Only the lines from the one containing "Extract the structured" through the end of the material should be printed, exactly as they appear. Leave out pictures.

====

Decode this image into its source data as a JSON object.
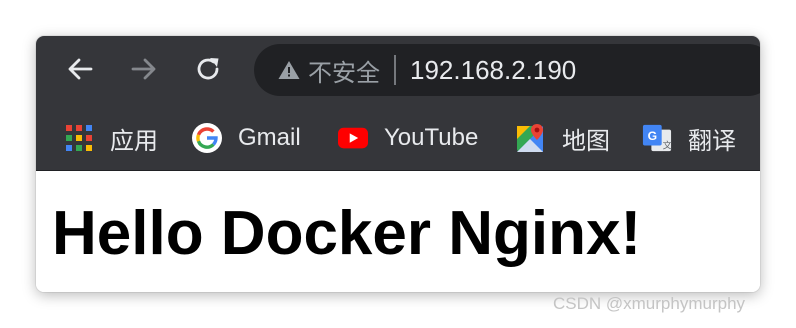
{
  "toolbar": {
    "back_icon": "arrow-left-icon",
    "forward_icon": "arrow-right-icon",
    "reload_icon": "reload-icon",
    "security_icon": "warning-triangle-icon",
    "security_label": "不安全",
    "url": "192.168.2.190"
  },
  "bookmarks": [
    {
      "label": "应用",
      "icon": "apps-grid-icon"
    },
    {
      "label": "Gmail",
      "icon": "google-g-icon"
    },
    {
      "label": "YouTube",
      "icon": "youtube-icon"
    },
    {
      "label": "地图",
      "icon": "maps-icon"
    },
    {
      "label": "翻译",
      "icon": "translate-icon"
    }
  ],
  "page": {
    "heading": "Hello Docker Nginx!"
  },
  "watermark": "CSDN @xmurphymurphy",
  "colors": {
    "toolbar_bg": "#35363a",
    "omnibox_bg": "#202124",
    "text_light": "#e8eaed",
    "text_dim": "#9aa0a6",
    "youtube_red": "#ff0000"
  }
}
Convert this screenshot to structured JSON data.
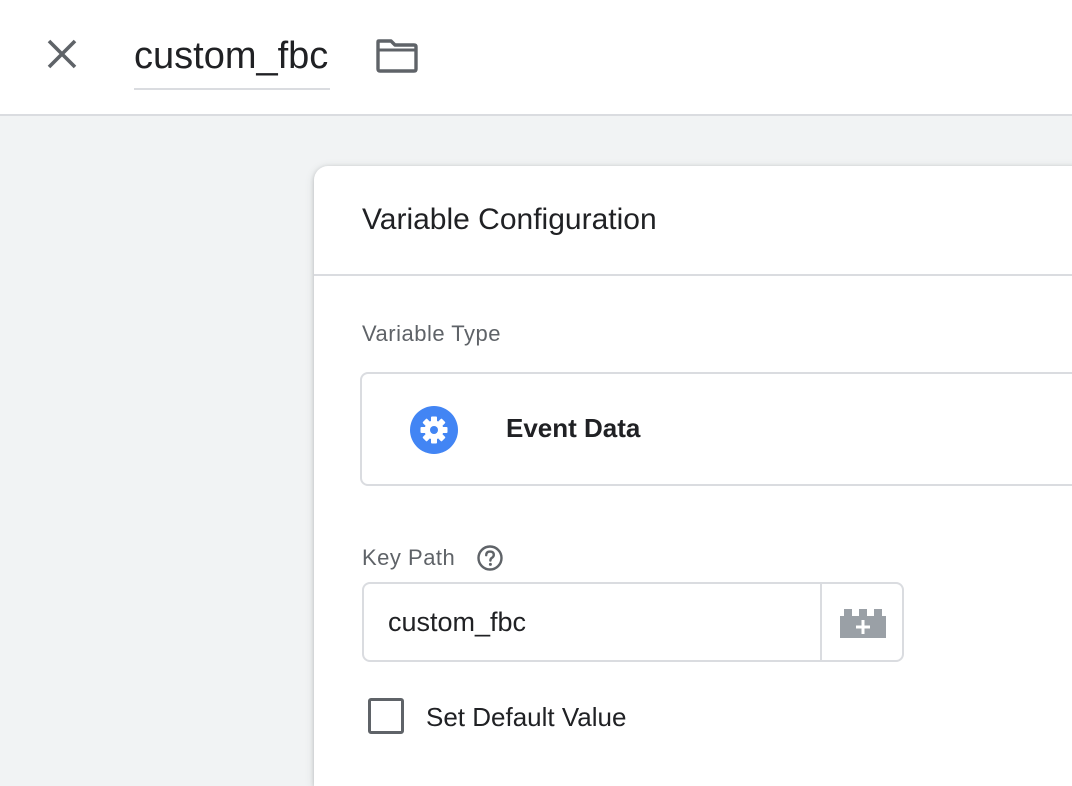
{
  "header": {
    "variable_name": "custom_fbc",
    "close_icon": "close-icon",
    "folder_icon": "folder-icon"
  },
  "card": {
    "title": "Variable Configuration",
    "variable_type_label": "Variable Type",
    "variable_type": {
      "name": "Event Data",
      "icon": "gear-icon",
      "icon_color": "#4285f4"
    },
    "key_path": {
      "label": "Key Path",
      "help_icon": "help-icon",
      "value": "custom_fbc",
      "picker_icon": "variable-picker-icon"
    },
    "default_value": {
      "label": "Set Default Value",
      "checked": false
    }
  }
}
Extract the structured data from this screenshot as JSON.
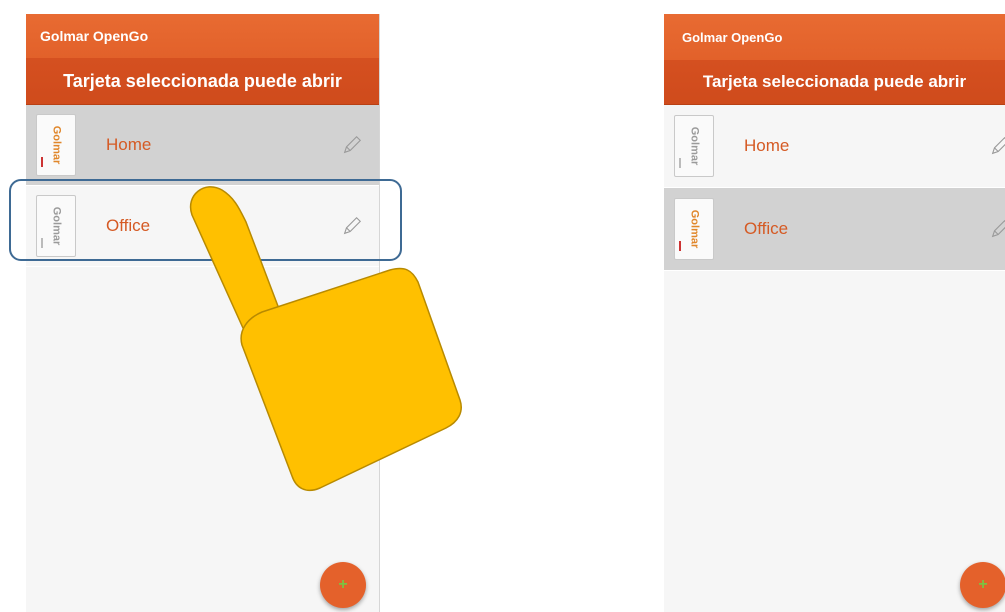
{
  "left_screen": {
    "app_title": "Golmar OpenGo",
    "subtitle": "Tarjeta seleccionada puede abrir",
    "cards": [
      {
        "label": "Home",
        "thumb_text": "Golmar",
        "selected": true
      },
      {
        "label": "Office",
        "thumb_text": "Golmar",
        "selected": false
      }
    ],
    "fab_label": "+"
  },
  "right_screen": {
    "app_title": "Golmar OpenGo",
    "subtitle": "Tarjeta seleccionada puede abrir",
    "cards": [
      {
        "label": "Home",
        "thumb_text": "Golmar",
        "selected": false
      },
      {
        "label": "Office",
        "thumb_text": "Golmar",
        "selected": true
      }
    ],
    "fab_label": "+"
  },
  "colors": {
    "accent": "#e2612a",
    "subbar": "#cf4b1c",
    "selected_row": "#d2d2d2",
    "label": "#d55a24",
    "highlight": "#3e6a94",
    "hand": "#ffc000"
  }
}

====

SOLVED EXERCISE ->
Extract the structured data from this screenshot as JSON.
{
  "left_screen": {
    "app_title": "Golmar OpenGo",
    "subtitle": "Tarjeta seleccionada puede abrir",
    "cards": [
      {
        "label": "Home",
        "thumb_text": "Golmar",
        "selected": true
      },
      {
        "label": "Office",
        "thumb_text": "Golmar",
        "selected": false
      }
    ],
    "fab_label": "+"
  },
  "right_screen": {
    "app_title": "Golmar OpenGo",
    "subtitle": "Tarjeta seleccionada puede abrir",
    "cards": [
      {
        "label": "Home",
        "thumb_text": "Golmar",
        "selected": false
      },
      {
        "label": "Office",
        "thumb_text": "Golmar",
        "selected": true
      }
    ],
    "fab_label": "+"
  },
  "colors": {
    "accent": "#e2612a",
    "subbar": "#cf4b1c",
    "selected_row": "#d2d2d2",
    "label": "#d55a24",
    "highlight": "#3e6a94",
    "hand": "#ffc000"
  }
}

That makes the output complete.